Some organizations, such as the American Civil Liberties Union (ACLU), provide resources and guidelines for protesters. The Service Employees International Union (SEIU) has created a document with information specifically for immigrants who want to join protests, which lists some of the rights in case of arrest, such as the right to remain silent and the right to a local phone call – if a person decides to call a lawyer for legal advice, law enforcement is not allowed to listen to the conversation. Immigrants do not have to answer any questions about their immigration status or where they’re from and it is also helpful to have the contact of an immigration attorney.
Another nonprofit, Artistic Freedom Initiative (AFI), which advocates for artists at risk and supports them with resettlement, has extended its legal services to both immigrant artists and immigrants arrested or detained while protesting.

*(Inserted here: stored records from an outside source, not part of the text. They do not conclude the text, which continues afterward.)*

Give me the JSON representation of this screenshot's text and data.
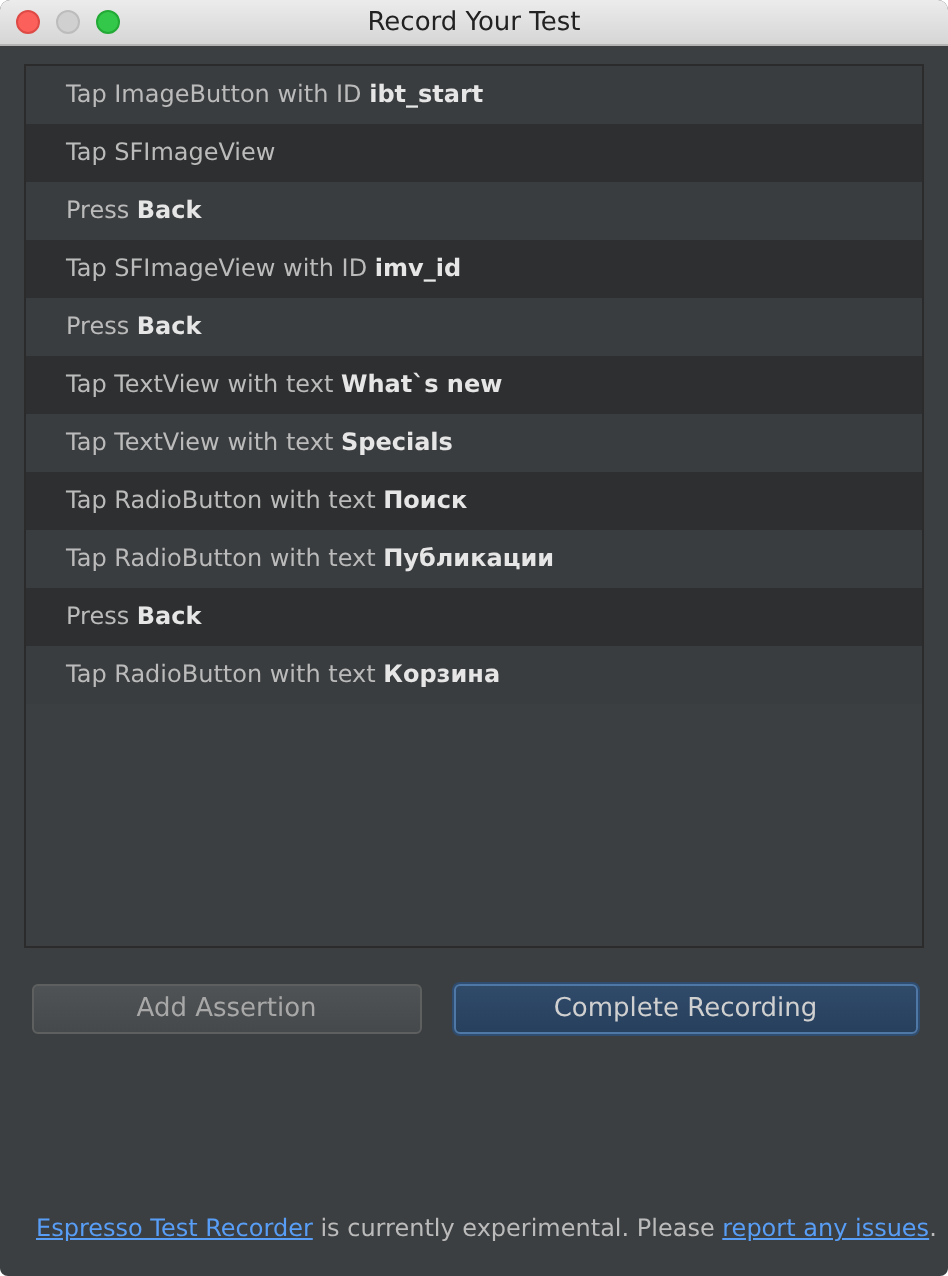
{
  "window": {
    "title": "Record Your Test"
  },
  "steps": [
    {
      "text": "Tap ImageButton with ID **ibt_start**"
    },
    {
      "text": "Tap SFImageView"
    },
    {
      "text": "Press **Back**"
    },
    {
      "text": "Tap SFImageView with ID **imv_id**"
    },
    {
      "text": "Press **Back**"
    },
    {
      "text": "Tap TextView with text **What`s new**"
    },
    {
      "text": "Tap TextView with text **Specials**"
    },
    {
      "text": "Tap RadioButton with text **Поиск**"
    },
    {
      "text": "Tap RadioButton with text **Публикации**"
    },
    {
      "text": "Press **Back**"
    },
    {
      "text": "Tap RadioButton with text **Корзина**"
    }
  ],
  "buttons": [
    {
      "label": "Add Assertion",
      "kind": "normal"
    },
    {
      "label": "Complete Recording",
      "kind": "default"
    }
  ],
  "footer": {
    "link_1": "Espresso Test Recorder",
    "middle": " is currently experimental. Please ",
    "link_2": "report any issues",
    "end": "."
  }
}
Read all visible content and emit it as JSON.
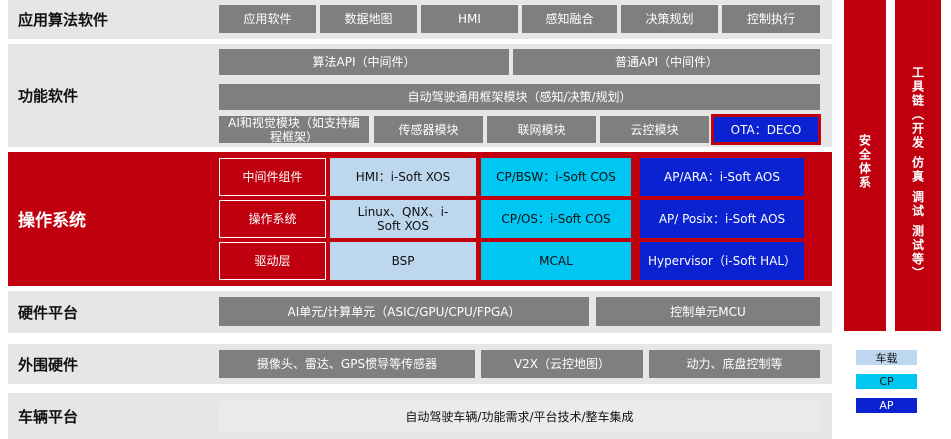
{
  "rows": {
    "app_software": {
      "label": "应用算法软件",
      "items": [
        "应用软件",
        "数据地图",
        "HMI",
        "感知融合",
        "决策规划",
        "控制执行"
      ]
    },
    "function_software": {
      "label": "功能软件",
      "api_algo": "算法API（中间件）",
      "api_normal": "普通API（中间件）",
      "framework": "自动驾驶通用框架模块（感知/决策/规划）",
      "modules": [
        "AI和视觉模块（如支持编程框架）",
        "传感器模块",
        "联网模块",
        "云控模块"
      ],
      "ota": "OTA：DECO"
    },
    "os": {
      "label": "操作系统",
      "layers": [
        {
          "name": "中间件组件",
          "light": "HMI：i-Soft XOS",
          "cp": "CP/BSW：i-Soft COS",
          "ap": "AP/ARA：i-Soft AOS"
        },
        {
          "name": "操作系统",
          "light": "Linux、QNX、i-Soft XOS",
          "cp": "CP/OS：i-Soft COS",
          "ap": "AP/ Posix：i-Soft AOS"
        },
        {
          "name": "驱动层",
          "light": "BSP",
          "cp": "MCAL",
          "ap": "Hypervisor（i-Soft HAL）"
        }
      ]
    },
    "hardware": {
      "label": "硬件平台",
      "ai_unit": "AI单元/计算单元（ASIC/GPU/CPU/FPGA）",
      "mcu": "控制单元MCU"
    },
    "peripheral": {
      "label": "外围硬件",
      "items": [
        "摄像头、雷达、GPS惯导等传感器",
        "V2X（云控地图）",
        "动力、底盘控制等"
      ]
    },
    "vehicle": {
      "label": "车辆平台",
      "item": "自动驾驶车辆/功能需求/平台技术/整车集成"
    }
  },
  "side": {
    "safety": "安全体系",
    "toolchain": "工具链（开发 仿真 调试 测试等）"
  },
  "legend": {
    "vehicle_label": "车载",
    "cp_label": "CP",
    "ap_label": "AP",
    "colors": {
      "vehicle": "#bcd7ee",
      "cp": "#00c6f2",
      "ap": "#0a22d0"
    }
  }
}
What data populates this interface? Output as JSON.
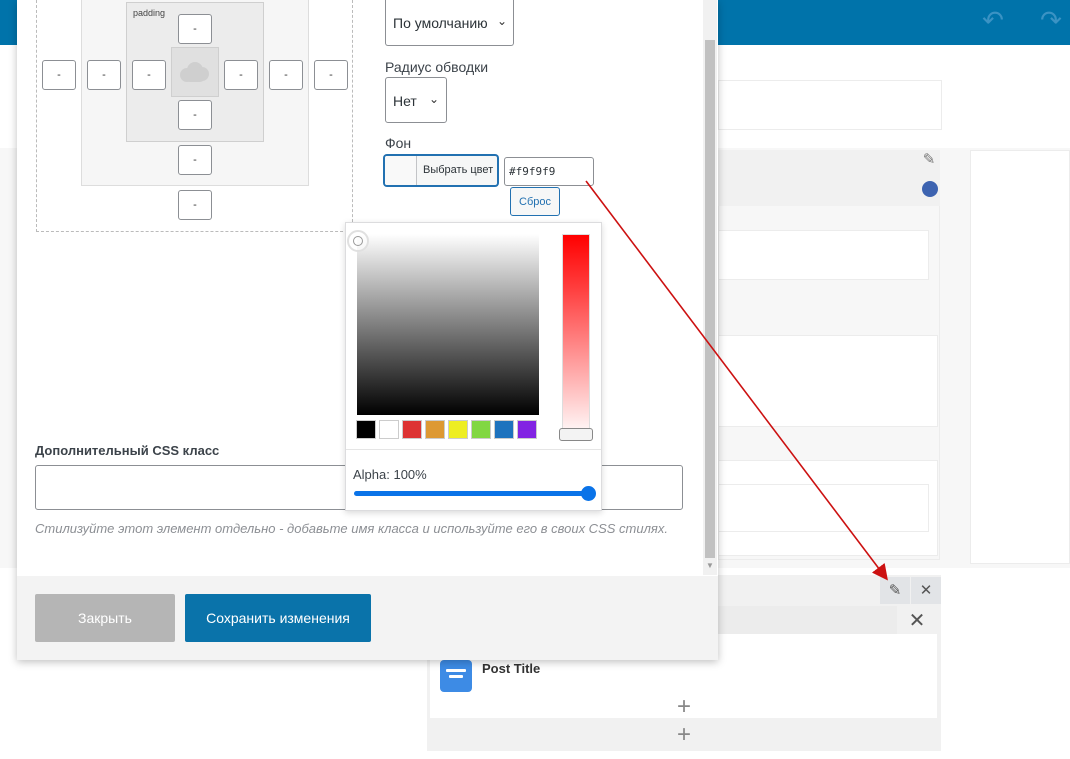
{
  "topbar": {
    "undo_icon": "undo-icon",
    "redo_icon": "redo-icon",
    "undo_glyph": "↶",
    "redo_glyph": "↷"
  },
  "box_model": {
    "padding_label": "padding",
    "value": "-"
  },
  "fields": {
    "style_select": "По умолчанию",
    "radius_label": "Радиус обводки",
    "radius_select": "Нет",
    "bg_label": "Фон",
    "pick_color_button": "Выбрать цвет",
    "hex_value": "#f9f9f9",
    "reset_button": "Сброс",
    "css_class_label": "Дополнительный CSS класс",
    "css_class_value": "",
    "css_class_desc": "Стилизуйте этот элемент отдельно - добавьте имя класса и используйте его в своих CSS стилях."
  },
  "color_picker": {
    "alpha_label": "Alpha: 100%",
    "alpha_value": 1.0,
    "palette": [
      "#000000",
      "#ffffff",
      "#dd3333",
      "#dd9933",
      "#eeee22",
      "#81d742",
      "#1e73be",
      "#8224e3"
    ],
    "strip_color": "#ff0000"
  },
  "footer": {
    "close_button": "Закрыть",
    "save_button": "Сохранить изменения"
  },
  "widget": {
    "post_title": "Post Title",
    "edit_glyph": "✎",
    "close_glyph": "✕",
    "add_glyph": "+"
  },
  "colors": {
    "topbar": "#0073aa",
    "save_button": "#0a73aa",
    "close_button": "#b5b5b5",
    "accent_blue": "#2271b1",
    "annotation_arrow": "#cc1111"
  }
}
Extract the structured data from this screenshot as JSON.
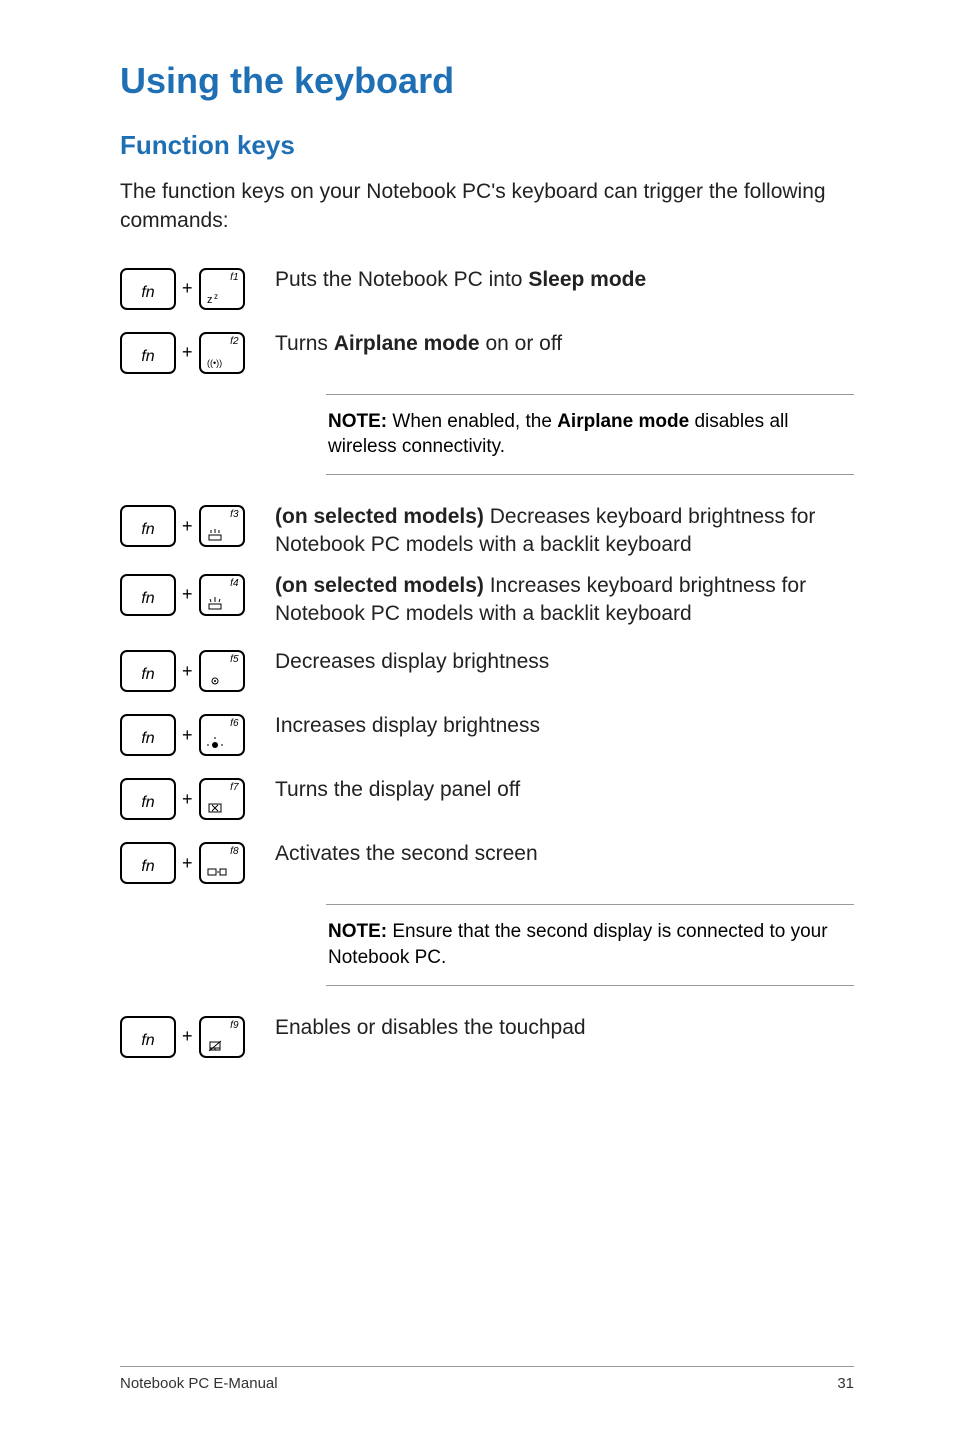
{
  "title": "Using the keyboard",
  "section": "Function keys",
  "intro": "The function keys on your Notebook PC's keyboard can trigger the following commands:",
  "keys": {
    "fn": "fn",
    "f1": "f1",
    "f2": "f2",
    "f3": "f3",
    "f4": "f4",
    "f5": "f5",
    "f6": "f6",
    "f7": "f7",
    "f8": "f8",
    "f9": "f9"
  },
  "rows": {
    "r1": {
      "pre": "Puts the Notebook PC into ",
      "bold": "Sleep mode"
    },
    "r2": {
      "pre": "Turns ",
      "bold": "Airplane mode",
      "post": " on or off"
    },
    "r3": {
      "bold": "(on selected models)",
      "post": " Decreases keyboard brightness for Notebook PC models with a backlit keyboard"
    },
    "r4": {
      "bold": "(on selected models)",
      "post": " Increases keyboard brightness for Notebook PC models with a backlit keyboard"
    },
    "r5": "Decreases display brightness",
    "r6": "Increases display brightness",
    "r7": "Turns the display panel off",
    "r8": "Activates the second screen",
    "r9": "Enables or disables the touchpad"
  },
  "notes": {
    "n1_bold1": "NOTE:",
    "n1_mid": " When enabled, the ",
    "n1_bold2": "Airplane mode",
    "n1_post": " disables all wireless connectivity.",
    "n2_bold": "NOTE:",
    "n2_post": " Ensure that the second display is connected to your Notebook PC."
  },
  "footer": {
    "left": "Notebook PC E-Manual",
    "right": "31"
  },
  "glyphs": {
    "f1": "z",
    "f1b": "z",
    "airplane": "((•))"
  }
}
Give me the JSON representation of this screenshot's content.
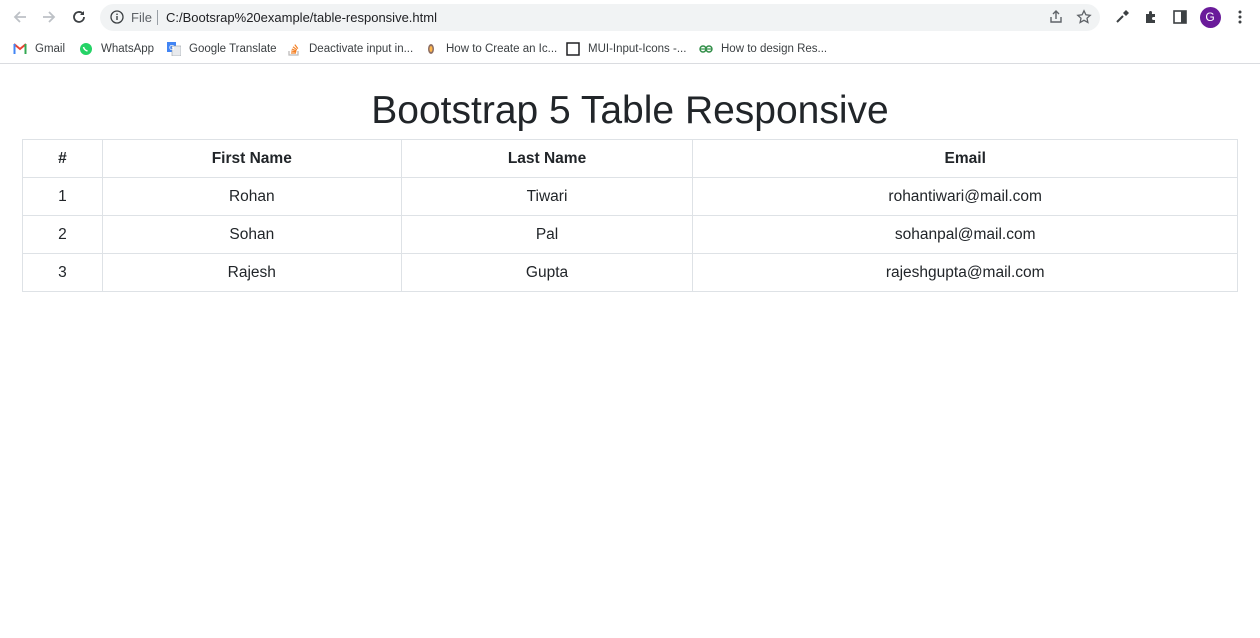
{
  "browser": {
    "file_label": "File",
    "url": "C:/Bootsrap%20example/table-responsive.html",
    "avatar_letter": "G",
    "avatar_color": "#6a1b9a",
    "bookmarks": [
      {
        "label": "Gmail",
        "icon": "gmail-icon"
      },
      {
        "label": "WhatsApp",
        "icon": "whatsapp-icon"
      },
      {
        "label": "Google Translate",
        "icon": "translate-icon"
      },
      {
        "label": "Deactivate input in...",
        "icon": "stackoverflow-icon"
      },
      {
        "label": "How to Create an Ic...",
        "icon": "site-icon"
      },
      {
        "label": "MUI-Input-Icons -...",
        "icon": "page-icon"
      },
      {
        "label": "How to design Res...",
        "icon": "gfg-icon"
      }
    ]
  },
  "page": {
    "title": "Bootstrap 5 Table Responsive",
    "table": {
      "headers": [
        "#",
        "First Name",
        "Last Name",
        "Email"
      ],
      "rows": [
        [
          "1",
          "Rohan",
          "Tiwari",
          "rohantiwari@mail.com"
        ],
        [
          "2",
          "Sohan",
          "Pal",
          "sohanpal@mail.com"
        ],
        [
          "3",
          "Rajesh",
          "Gupta",
          "rajeshgupta@mail.com"
        ]
      ]
    }
  }
}
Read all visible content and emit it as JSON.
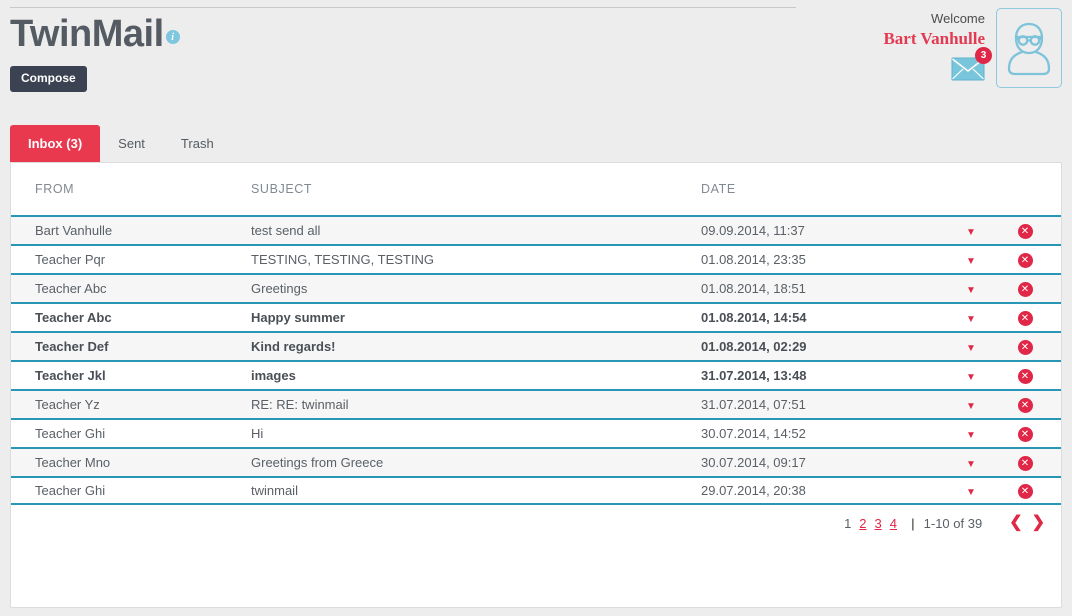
{
  "app": {
    "brand_title": "TwinMail",
    "info_icon": "info-icon",
    "compose_label": "Compose"
  },
  "user": {
    "welcome_label": "Welcome",
    "name": "Bart Vanhulle",
    "unread_badge": "3",
    "mail_icon": "envelope-icon",
    "avatar_icon": "user-avatar-icon"
  },
  "tabs": [
    {
      "label": "Inbox (3)",
      "active": true
    },
    {
      "label": "Sent",
      "active": false
    },
    {
      "label": "Trash",
      "active": false
    }
  ],
  "table": {
    "headers": {
      "from": "FROM",
      "subject": "SUBJECT",
      "date": "DATE"
    },
    "rows": [
      {
        "from": "Bart Vanhulle",
        "subject": "test send all",
        "date": "09.09.2014, 11:37",
        "unread": false
      },
      {
        "from": "Teacher Pqr",
        "subject": "TESTING, TESTING, TESTING",
        "date": "01.08.2014, 23:35",
        "unread": false
      },
      {
        "from": "Teacher Abc",
        "subject": "Greetings",
        "date": "01.08.2014, 18:51",
        "unread": false
      },
      {
        "from": "Teacher Abc",
        "subject": "Happy summer",
        "date": "01.08.2014, 14:54",
        "unread": true
      },
      {
        "from": "Teacher Def",
        "subject": "Kind regards!",
        "date": "01.08.2014, 02:29",
        "unread": true
      },
      {
        "from": "Teacher Jkl",
        "subject": "images",
        "date": "31.07.2014, 13:48",
        "unread": true
      },
      {
        "from": "Teacher Yz",
        "subject": "RE: RE: twinmail",
        "date": "31.07.2014, 07:51",
        "unread": false
      },
      {
        "from": "Teacher Ghi",
        "subject": "Hi",
        "date": "30.07.2014, 14:52",
        "unread": false
      },
      {
        "from": "Teacher Mno",
        "subject": "Greetings from Greece",
        "date": "30.07.2014, 09:17",
        "unread": false
      },
      {
        "from": "Teacher Ghi",
        "subject": "twinmail",
        "date": "29.07.2014, 20:38",
        "unread": false
      }
    ],
    "row_caret": "▼",
    "row_delete": "✕"
  },
  "pagination": {
    "pages": [
      {
        "label": "1",
        "current": true
      },
      {
        "label": "2",
        "current": false
      },
      {
        "label": "3",
        "current": false
      },
      {
        "label": "4",
        "current": false
      }
    ],
    "separator": "|",
    "range": "1-10 of 39",
    "prev": "❮",
    "next": "❯"
  },
  "colors": {
    "accent_red": "#e02747",
    "tab_red": "#e8394f",
    "teal_rule": "#2a96b6",
    "dark_navy": "#3b4251",
    "light_blue": "#7ec7de"
  }
}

Since AFI announced its pro bono legal network, their partner law firm Sethi & Mazaheri LLC has received five inquiries for legal representation, and has officially signed up three artists. This includes an American-born artist and two immigrants (a photographer and a multidisciplinary artist), all of whom have been arrested while protesting in New York. The three have been charged with felony rioting and are currently waiting for their court dates.
Sanjay Sethi, founding partner of the law firm, explained that the two immigrants, one with permanent resident status and the other with an O-1 visa, could face deportation as a result of an arrest charge or potential conviction.
While Sethi said immigrants should practice their rights to protest, recent incidents of violence and police brutality can incite trepidation and anxiety among immigrants. “This is an unfortunate part of immigration because there’s this fear that somebody could be charged with a felony,” he said. “And there is a larger consequence that could impact their ability to stay in the country, and that potentially freezes an immigrant’s inclination to protest.”
But this is not to discourage immigrants from participating in democracy and speaking out on racism during this time of upheaval in America. Wherever they are, immigrants should be mindful of police officers and make sure that they’re with people who could record any interaction with the police, Sethi added. Having such evidence could protect not just their right to express themselves but also their ability to stay in the U.S., which is tied to their livelihood.
“When it comes to the Latino and black communities, they’ve been at a higher rate getting through Covid-19. It is no surprise, due to less resources and less funding that these communities get. So we always say that ‘your fight is our fight,’” Mata, from La Colmena, said. “Nadie es libre hasta que todos estén libres: nobody’s free until everyone’s free.”